Conflict of Interests
The authors declare that there is no conflict of interests regarding the publication of this paper.
The authors would like to thank Stanvac-Superon group for providing funding and IIT Bombay and Tata Steel Industry for providing research facilities for this work. The authors would like to thank all the Research Associate team also.
- G. C. Soltz, “The effects of substrate contaminates on the life of epoxy coatings in sea water,” NSRP Report 0329, National Shipbuilding Research Program, 1991.
- S. B. R. Appleman, S. Boocock, R. E. F. Weaver, and G. C. Soltz, “Effect of surface contaminates on coating life,” U.S. Department of Transportation Federal Highway Administration Publication FHWA-RD-91-011, 1991.
- National Steel and Shipbuilding NSRP Report, “Power Tool Cleaning an alternate for abrasive blasting,” 1993.
- J. W. Peart, Evaluation of Coatings Applied on Less than Ideal Surfaces, withPeterson builders, inc, sturgeon bay, Wis, USA, 1995.
- “Curing Agent for Epoxy Resins,” Three Bond Technical News, 1990.
- N. Rajgopalan and A. S. Khanna, “Effect of nano-ZnO in lowering yellowing of aliphatic amine cured DGEBA-based epoxy coatings on UV exposure,” International Journal of Scientific and Research, vol. 3, no. 4, 2013.
- H. Lee and K. Neville, Epoxy Resins Their Synthesis and Characterization and Curing of Epoxy Resins, Their Applications and Technology, McGraw Hill.
- Z. W. Wicks, F. N. Jones, and S. P. Pappas, “Organic coatings: science and technology,” Dyes and Pigments, vol. 45, pp. 85–86, 2000.
- L. S. Salem, “Epoxies for steel,” Journal of Protective Coatings and Linings, vol. 13, pp. 77–98, 1996.
- M. Ebert, et al., Polymer, vol. 32, no. 3, p. 139, 1991.
- S. Swier, G. van Assche, W. Vuchelen, and B. Van Mele, “Role of complex formation in the polymerization kinetics of modified epoxy-amine systems,” Macromolecules, vol. 38, no. 6, pp. 2281–2288, 2005.

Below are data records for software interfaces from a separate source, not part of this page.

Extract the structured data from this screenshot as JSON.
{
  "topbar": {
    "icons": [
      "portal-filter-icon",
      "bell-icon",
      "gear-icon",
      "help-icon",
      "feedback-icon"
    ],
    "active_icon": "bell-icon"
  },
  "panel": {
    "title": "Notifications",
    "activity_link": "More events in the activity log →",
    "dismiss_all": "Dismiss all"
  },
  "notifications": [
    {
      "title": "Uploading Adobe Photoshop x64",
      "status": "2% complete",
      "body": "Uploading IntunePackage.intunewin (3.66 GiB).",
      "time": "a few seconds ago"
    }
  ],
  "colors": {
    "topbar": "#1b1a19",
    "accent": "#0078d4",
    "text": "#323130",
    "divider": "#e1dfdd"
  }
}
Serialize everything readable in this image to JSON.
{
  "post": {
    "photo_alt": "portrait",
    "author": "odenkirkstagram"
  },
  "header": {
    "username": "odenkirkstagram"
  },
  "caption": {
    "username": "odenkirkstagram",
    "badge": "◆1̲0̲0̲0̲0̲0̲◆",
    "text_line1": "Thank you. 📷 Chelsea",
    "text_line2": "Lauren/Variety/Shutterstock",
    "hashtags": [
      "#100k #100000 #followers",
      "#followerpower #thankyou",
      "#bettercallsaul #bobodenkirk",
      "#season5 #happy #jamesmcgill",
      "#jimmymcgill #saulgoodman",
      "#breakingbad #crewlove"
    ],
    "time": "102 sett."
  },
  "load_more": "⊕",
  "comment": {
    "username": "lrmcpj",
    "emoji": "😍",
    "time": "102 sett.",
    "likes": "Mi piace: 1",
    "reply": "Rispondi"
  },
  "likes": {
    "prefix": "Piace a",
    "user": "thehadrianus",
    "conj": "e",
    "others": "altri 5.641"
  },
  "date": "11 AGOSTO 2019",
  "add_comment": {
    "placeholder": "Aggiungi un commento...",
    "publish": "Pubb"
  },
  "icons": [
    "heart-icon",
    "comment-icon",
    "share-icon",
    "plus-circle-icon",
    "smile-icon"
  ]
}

- S. Shreepathi, P. Bajaj, and B. P. Mallik, “Electrochemical impedance spectroscopy investigations of epoxy zinc rich coatings: role of Zn content on corrosion protection mechanism,” Electrochimica Acta, vol. 55, no. 18, pp. 5129–5134, 2010.
- P. A. Sørensen, S. Kiil, K. Dam-Johansen, and C. E. Weinell, “Anticorrosive coatings: a review,” Journal of Coatings Technology Research, vol. 6, no. 2, pp. 135–176, 2009.
- A. Ruvolo-Filho and M. Magaton, “Evaluating barrier properties of acrylic polyurethane and aliphatic polyurethane coatings loaded with micaceous iron oxide or red iron oxide,” Polymer. Plastics Technology and Engineering, vol. 48, no. 7, pp. 682–695, 2009.
- C. Giúdice, J. C. Benftez, and M. M. Linares, “Zinc-rich epoxy primers based on lamellar zinc dust,” Surface Coatings International, vol. 80, no. 6, pp. 279–284, 1997.